Doc would continue to be a very good pitcher, but age 20 was the peak of his career. He actually had 16 years in the majors, with his potential for greatness admittedly stifled by drug use.
And while his story serves as an example of what bad decisions can do to a career, they also lay out a bit of a blueprint as it relates to young pitchers in general:
1. Pitchers like Doc Gooden who come up at a young age and dominate out the gate are an absolute exception.
2. Even if they can accomplish this from the very start of their careers, sustained, consistent dominance at this level is incredibly rare. Even Doc couldn’t do it.

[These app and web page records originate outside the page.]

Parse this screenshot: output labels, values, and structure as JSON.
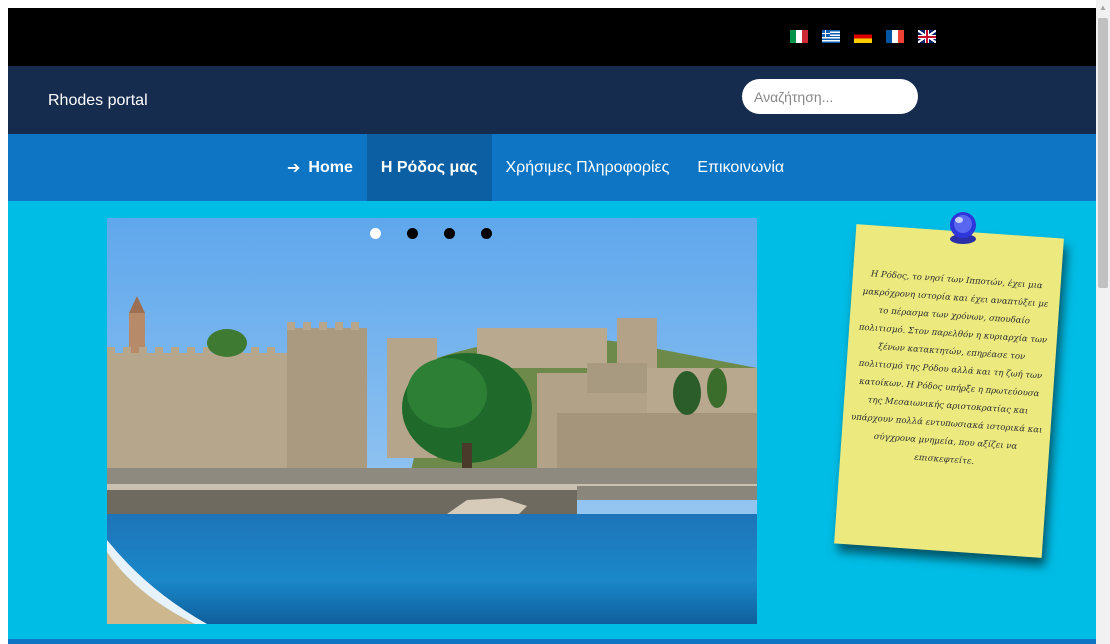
{
  "languages": [
    {
      "code": "it",
      "icon": "flag-italy-icon"
    },
    {
      "code": "gr",
      "icon": "flag-greece-icon"
    },
    {
      "code": "de",
      "icon": "flag-germany-icon"
    },
    {
      "code": "fr",
      "icon": "flag-france-icon"
    },
    {
      "code": "uk",
      "icon": "flag-uk-icon"
    }
  ],
  "header": {
    "brand": "Rhodes portal",
    "search_placeholder": "Αναζήτηση..."
  },
  "nav": {
    "items": [
      {
        "label": "Home",
        "icon": "arrow-right-icon",
        "active": false
      },
      {
        "label": "Η Ρόδος μας",
        "active": true
      },
      {
        "label": "Χρήσιμες Πληροφορίες",
        "active": false
      },
      {
        "label": "Επικοινωνία",
        "active": false
      }
    ]
  },
  "slider": {
    "slide_count": 4,
    "active_index": 0
  },
  "note": {
    "text": "Η Ρόδος, το νησί των Ιπποτών, έχει μια μακρόχρονη ιστορία και έχει αναπτύξει με το πέρασμα των χρόνων, σπουδαίο πολιτισμό. Στον παρελθόν η κυριαρχία των ξένων κατακτητών, επηρέασε τον πολιτισμό της Ρόδου αλλά και τη ζωή των κατοίκων. Η Ρόδος υπήρξε η πρωτεύουσα της Μεσαιωνικής αριστοκρατίας και υπάρχουν πολλά εντυπωσιακά ιστορικά και σύγχρονα μνημεία, που αξίζει να επισκεφτείτε."
  },
  "colors": {
    "topbar": "#000000",
    "header": "#152c4f",
    "nav": "#0e75c4",
    "nav_active": "#0b5fa2",
    "main": "#00bde6",
    "note": "#ecea7f"
  }
}
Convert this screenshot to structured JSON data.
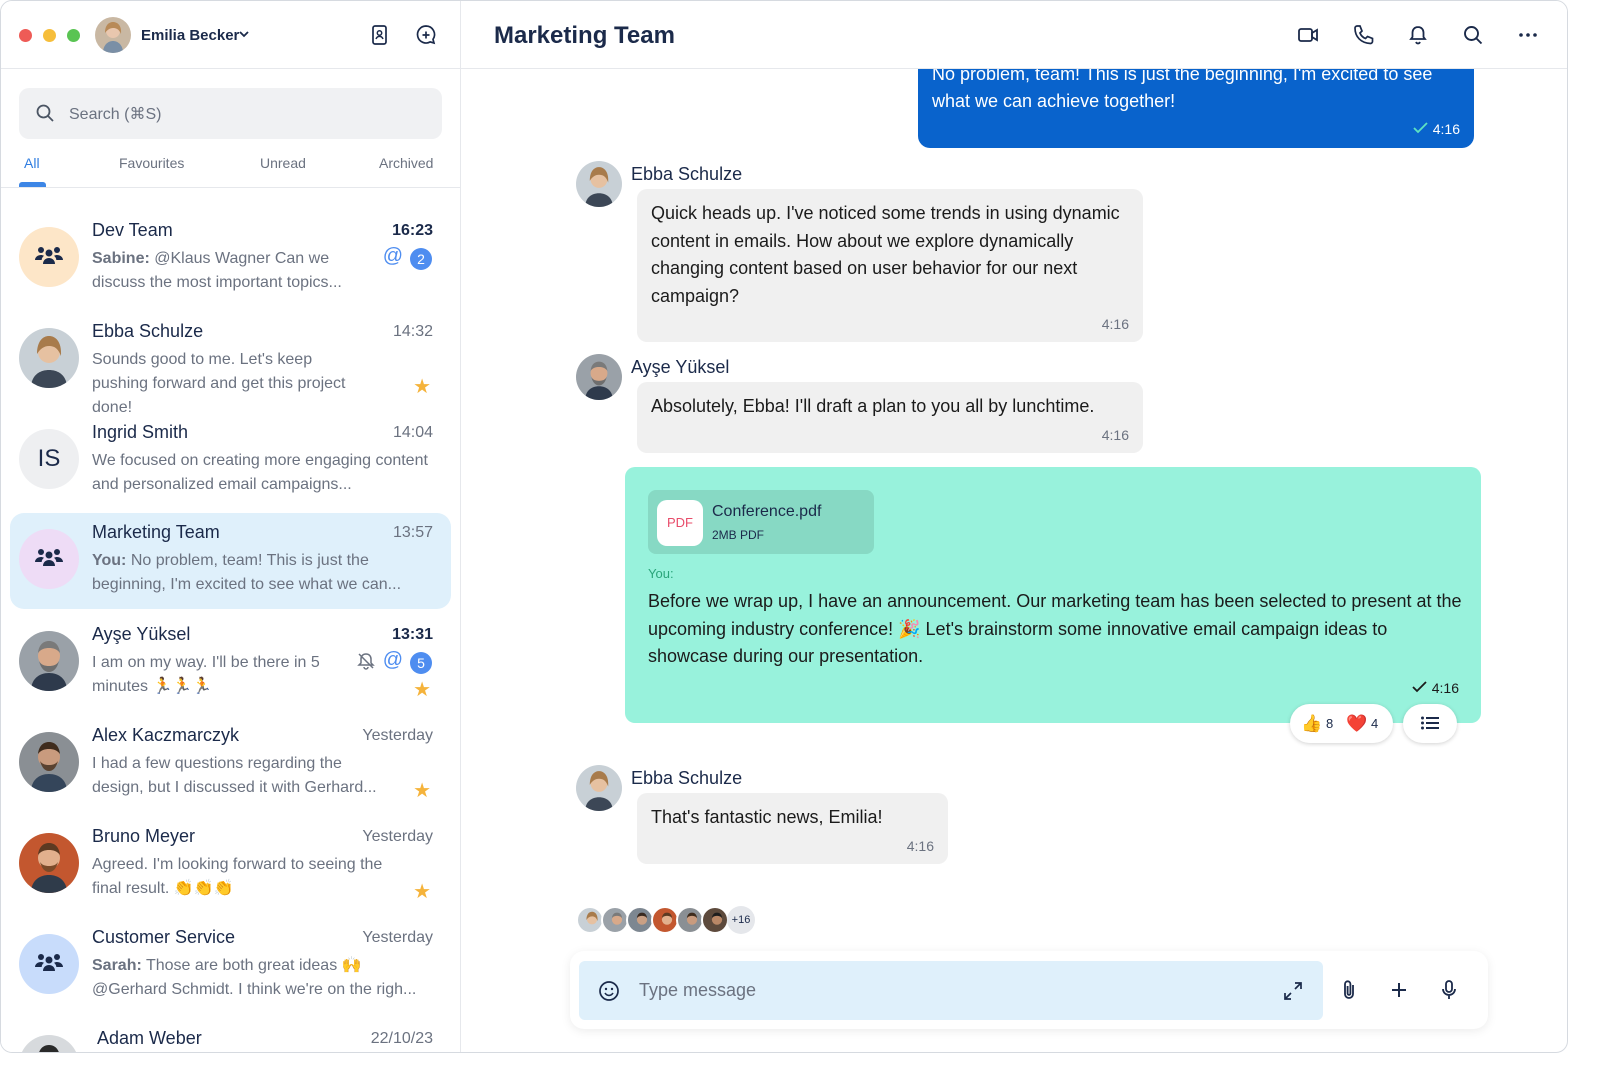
{
  "account": {
    "user_name": "Emilia Becker"
  },
  "search": {
    "placeholder": "Search (⌘S)"
  },
  "tabs": [
    "All",
    "Favourites",
    "Unread",
    "Archived"
  ],
  "chats": [
    {
      "name": "Dev Team",
      "time": "16:23",
      "sender": "Sabine:",
      "preview": "@Klaus Wagner Can we discuss the most important topics...",
      "unread": "2"
    },
    {
      "name": "Ebba Schulze",
      "time": "14:32",
      "preview": "Sounds good to me. Let's keep pushing forward and get this project done!"
    },
    {
      "name": "Ingrid Smith",
      "time": "14:04",
      "initials": "IS",
      "preview": "We focused on creating more engaging content and personalized email campaigns..."
    },
    {
      "name": "Marketing Team",
      "time": "13:57",
      "sender": "You:",
      "preview": "No problem, team! This is just the beginning, I'm excited to see what we can..."
    },
    {
      "name": "Ayşe Yüksel",
      "time": "13:31",
      "preview": "I am on my way. I'll be there in 5 minutes 🏃🏃🏃",
      "unread": "5"
    },
    {
      "name": "Alex Kaczmarczyk",
      "time": "Yesterday",
      "preview": "I had a few questions regarding the design, but I discussed it with Gerhard..."
    },
    {
      "name": "Bruno Meyer",
      "time": "Yesterday",
      "preview": "Agreed. I'm looking forward to seeing the final result. 👏👏👏"
    },
    {
      "name": "Customer Service",
      "time": "Yesterday",
      "sender": "Sarah:",
      "preview": "Those are both great ideas 🙌 @Gerhard Schmidt. I think we're on the righ..."
    },
    {
      "name": "Adam Weber",
      "time": "22/10/23"
    }
  ],
  "conversation": {
    "title": "Marketing Team",
    "messages": [
      {
        "text": "No problem, team! This is just the beginning, I'm excited to see what we can achieve together!",
        "time": "4:16"
      },
      {
        "sender": "Ebba Schulze",
        "text": "Quick heads up. I've noticed some trends in using dynamic content in emails. How about we explore dynamically changing content based on user behavior for our next campaign?",
        "time": "4:16"
      },
      {
        "sender": "Ayşe Yüksel",
        "text": "Absolutely, Ebba! I'll draft a plan to you all by lunchtime.",
        "time": "4:16"
      },
      {
        "sender": "You:",
        "file_name": "Conference.pdf",
        "file_size": "2MB PDF",
        "file_type": "PDF",
        "text": "Before we wrap up, I have an announcement. Our marketing team has been selected to present at the upcoming industry conference! 🎉 Let's brainstorm some innovative email campaign ideas to showcase during our presentation.",
        "time": "4:16",
        "reactions": [
          {
            "emoji": "👍",
            "count": "8"
          },
          {
            "emoji": "❤️",
            "count": "4"
          }
        ]
      },
      {
        "sender": "Ebba Schulze",
        "text": "That's fantastic news, Emilia!",
        "time": "4:16"
      }
    ],
    "seen_more": "+16"
  },
  "composer": {
    "placeholder": "Type message"
  },
  "colors": {
    "accent": "#0963cc",
    "own_message": "#98f2dc",
    "selected_chat": "#dff0fb"
  }
}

Which brings us to Phil Hughes. Long touted as the gem of the Yankees farm system, the fact that Brian Cashman never moved Hughes for an established veteran (despite many opportunities to do so) signaled a change in the philosophy of the organization, perhaps more than any other single example. And Hughes kept rolling along, dominating at every level he pitched. Sub 2.00 ERAs were the norm for him in A ball, and at AA, he continued to blow away the competition with a a 2.25 ERA and 0.91 WHIP in 116 innings. All at the age of 20. The expectations of Yankees fans went sky high, as they looked forward to the day that this kid would bring that talent to the Bronx and continue his domination.

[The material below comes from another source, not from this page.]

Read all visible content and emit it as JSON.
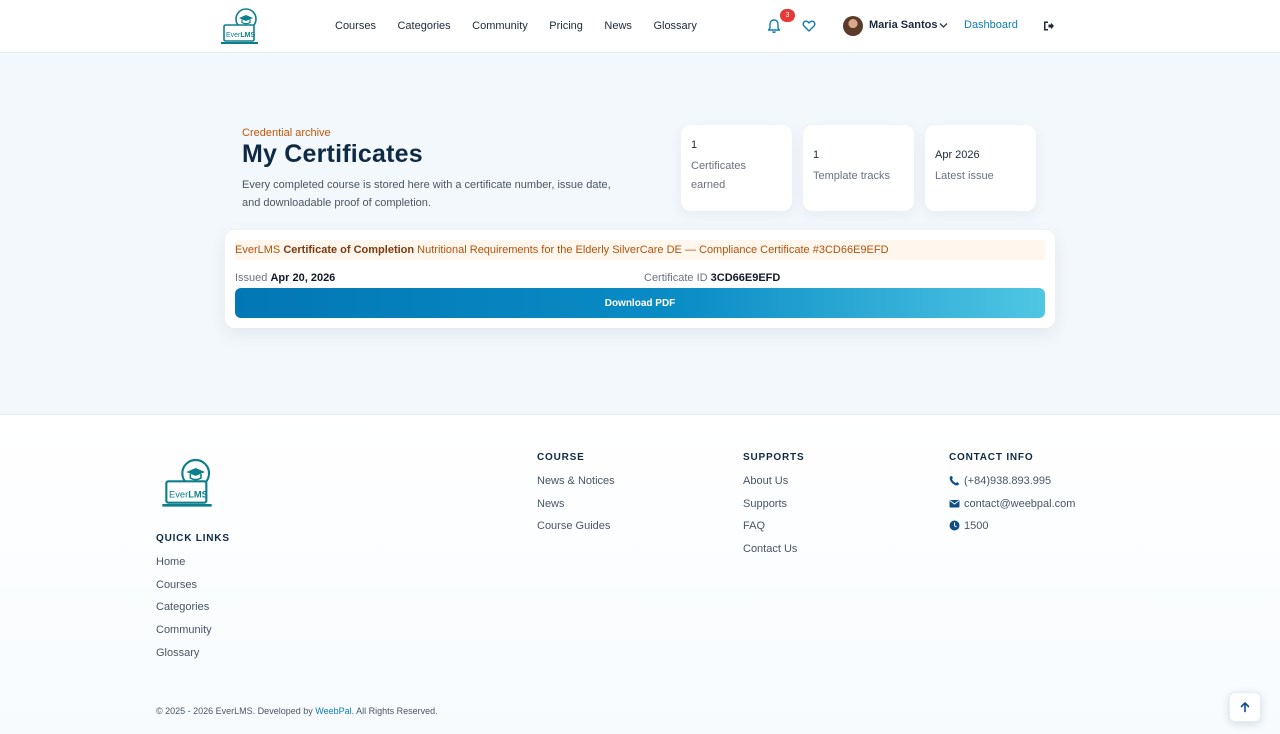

That moment came 2007 at age 21, and he had a 4.46 ERA in 72.2 innings. Those who expected Hughes to come out and produce the same results from the start (especially considering the hype) were highly disappointed. Of course, the numbers he put up in his first season were more than adequate for a player of his age in the AL East, but most Yankees fans couldn’t help but feel a bit let down.

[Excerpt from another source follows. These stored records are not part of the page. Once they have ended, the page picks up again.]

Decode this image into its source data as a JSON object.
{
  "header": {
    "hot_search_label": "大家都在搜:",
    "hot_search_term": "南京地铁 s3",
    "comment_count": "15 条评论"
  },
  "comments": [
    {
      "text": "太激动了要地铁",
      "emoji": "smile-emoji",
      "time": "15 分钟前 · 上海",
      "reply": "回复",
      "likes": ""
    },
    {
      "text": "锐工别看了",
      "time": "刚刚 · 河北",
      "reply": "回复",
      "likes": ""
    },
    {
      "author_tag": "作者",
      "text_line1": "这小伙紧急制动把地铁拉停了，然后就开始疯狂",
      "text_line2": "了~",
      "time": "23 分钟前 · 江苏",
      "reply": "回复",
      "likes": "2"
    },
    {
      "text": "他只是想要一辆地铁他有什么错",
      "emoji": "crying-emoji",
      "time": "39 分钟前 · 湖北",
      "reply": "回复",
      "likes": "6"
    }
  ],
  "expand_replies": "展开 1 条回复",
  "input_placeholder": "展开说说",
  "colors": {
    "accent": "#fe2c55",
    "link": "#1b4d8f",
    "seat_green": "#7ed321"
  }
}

Regardless, expectations were high in 2008, when the Yankees trusted Hughes and Ian Kennedy with spots in the rotation. The results just weren’t there, and Hughes was sent back down to the minors before April was over. Once the prized jewel of the Yankees system, Hughes garnered far less attention after “failing” in his rotation spot. It took until September for Hughes to come back up to the Yankees, where he finally showed more ability, including a great game against the Blue Jays where he went eight innings, giving up only two runs.
And yesterday, after Wang’s horrible start to the season provided an opportunity, Hughes came up and pitched six scoreless innings. To many fans, it probably seems like he’s “finally” reaching his potential. At age 23.
The moral of the story here is that no matter how highly touted a prospect is, patience is a virtue. Especially with a pitcher. Hardly anyone has the ability to come up and replicate their minor league success from day one, much less sustain it. As fans, it helps for us to keep this in mind, especially when the hype is so huge. Hughes’ story is still far from over of course, but if he does falter again, it’ll help to remember history.
In Part 2, we’ll look at other young pitchers in similar situations as Hughes: high expectations, coupled with signs of success and some faltering. Joba Chamberlain, Hughes’ counterpart in Yankee pitching prospect hype, definitely fits into this category. So do “King” Felix Hernandez, Zack Greinke, and no-hitter-turned 6.75 ERA and demotion in Clay Buchholz.
What other current pitchers fit this mold of “Incredible young talent who didn’t meet expectations out the gate, but will get there?” Post a suggestion in the comments section, and I may include your choice in Part 2.